In one sentence he highlighted just how disconnected with the concerns of the general public this government has become - not to mention how little the disenfranchisement of vast swathes of the population, especially the young, means to him. Hearing him say "decisions get made in the chamber of this house [not on the roof]" must have left those millions of Londoners with no means of objecting to a third runway, the great range of councillors and mayoral candidates whose views on the runway have been completely silenced, and the millions of British citizens deeply worried about climate change, screaming in true panto-style: "OHHH no they don't!".

Minister doesn't let the train take the strain


A Freedom of Information Act request from the Department for Transport reveals that six domestic flights were taken by DfT Ministers during the twelve months leading up to October 2007. Most of these flights leave from Glasgow International, an airport conveniently located in the constituency of one Tom Harris, Minister for Rail.

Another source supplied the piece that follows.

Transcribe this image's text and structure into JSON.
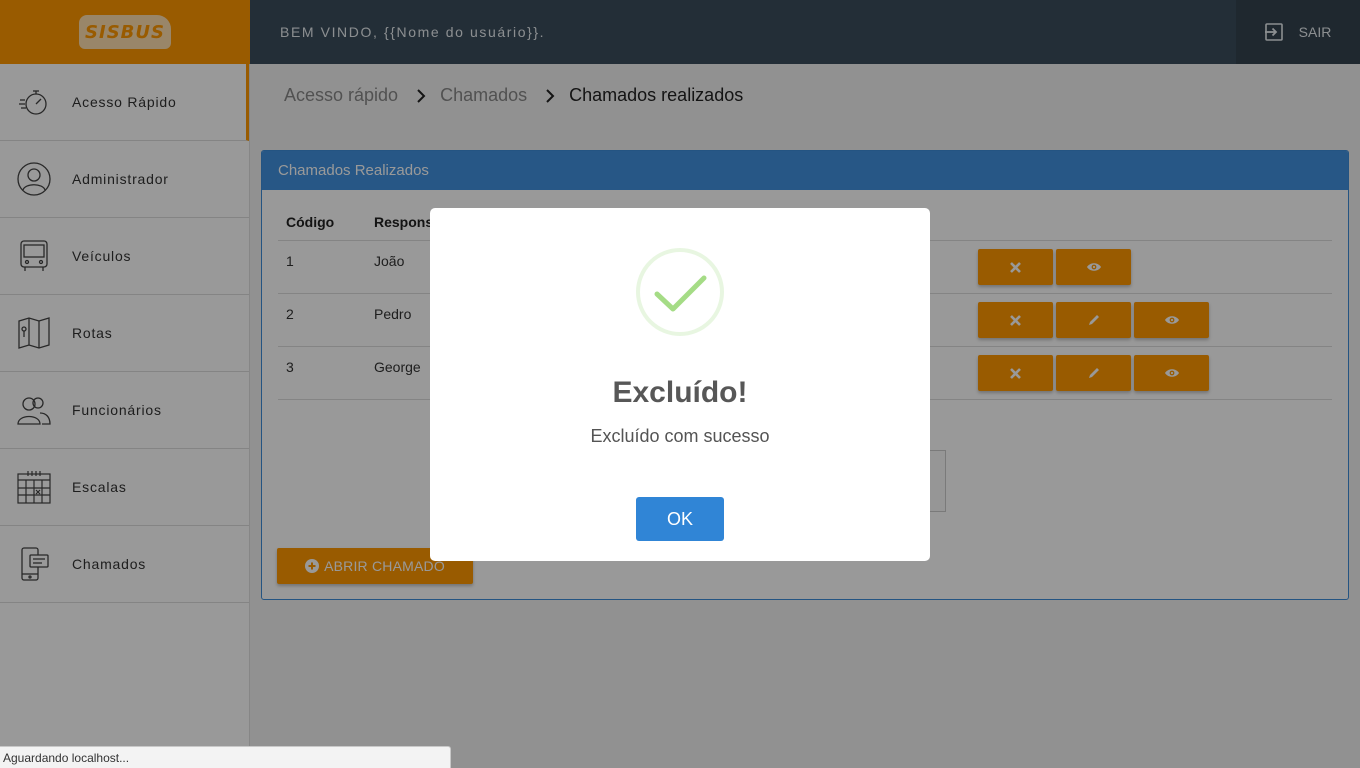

Now you or I might think that Mr. Harris would be better off by train, but who knows how a Minister's mind works? Perhaps he should spend less time jetting about on short-haul flights, and more time on the choo-choos he's meant to be in charge of...

On a lighter note, another FOI request shows that the least popular Minister at the DfT is Jim Fitzpatrick, Minister for the Environment and Aviation. He sent 150 Christmas cards this year, while his colleagues all sent 200 or more.

Teenagers are revolting

Black bloc

Who said we were the radicals? A poll in today's Guardian says that one in eight 16-19 year olds supported a ban on flying on holiday.

This might be down to their dreading another family holiday, but it's more likely to be a sign that younger people are really worried about their impact on the climate. Unlike most politicians, teenagers will still be around when the shit hits the fan, and they're unhappy that their parents' pollution is damaging their future.

The same poll revealed that 10% of young people said they'd be up for taking part in 'guerilla activities' carried out by green groups. Get involved...

BMI vs the free market, round two

Plane Crazy

Radical anti-capitalists BMI are at it again - this time threatening to axe flights between Durham Tees Valley airport and Heathrow if BAA raises the price of landing slots at the London airport.

They've got MPs in such a tizz, that 14 have signed up to an Early Day Motion, asking the DfT to mark the flight as a 'public service', keeping landing costs lower than the market rate.

Warning: avoid the top spin

Top spin

In October, Plane Stupid reported how Tom Kelly - the Blairite spin doctor who had to apologise to David Kelly's family after calling him a Walter Mitty character - had gone to join BAA as their director of corporate affairs.

The Guardian writes today that he commutes to work between Northern Ireland and Heathrow and that he denies BAA might just have taken him on for his ministerial phone book.

"The last thing I would want to be seen to do is play on the contacts I have from government."

I can't believe BAA would hire a spin doctor for his contacts. Surely the only spin they'd want from him would be on the tennis courts?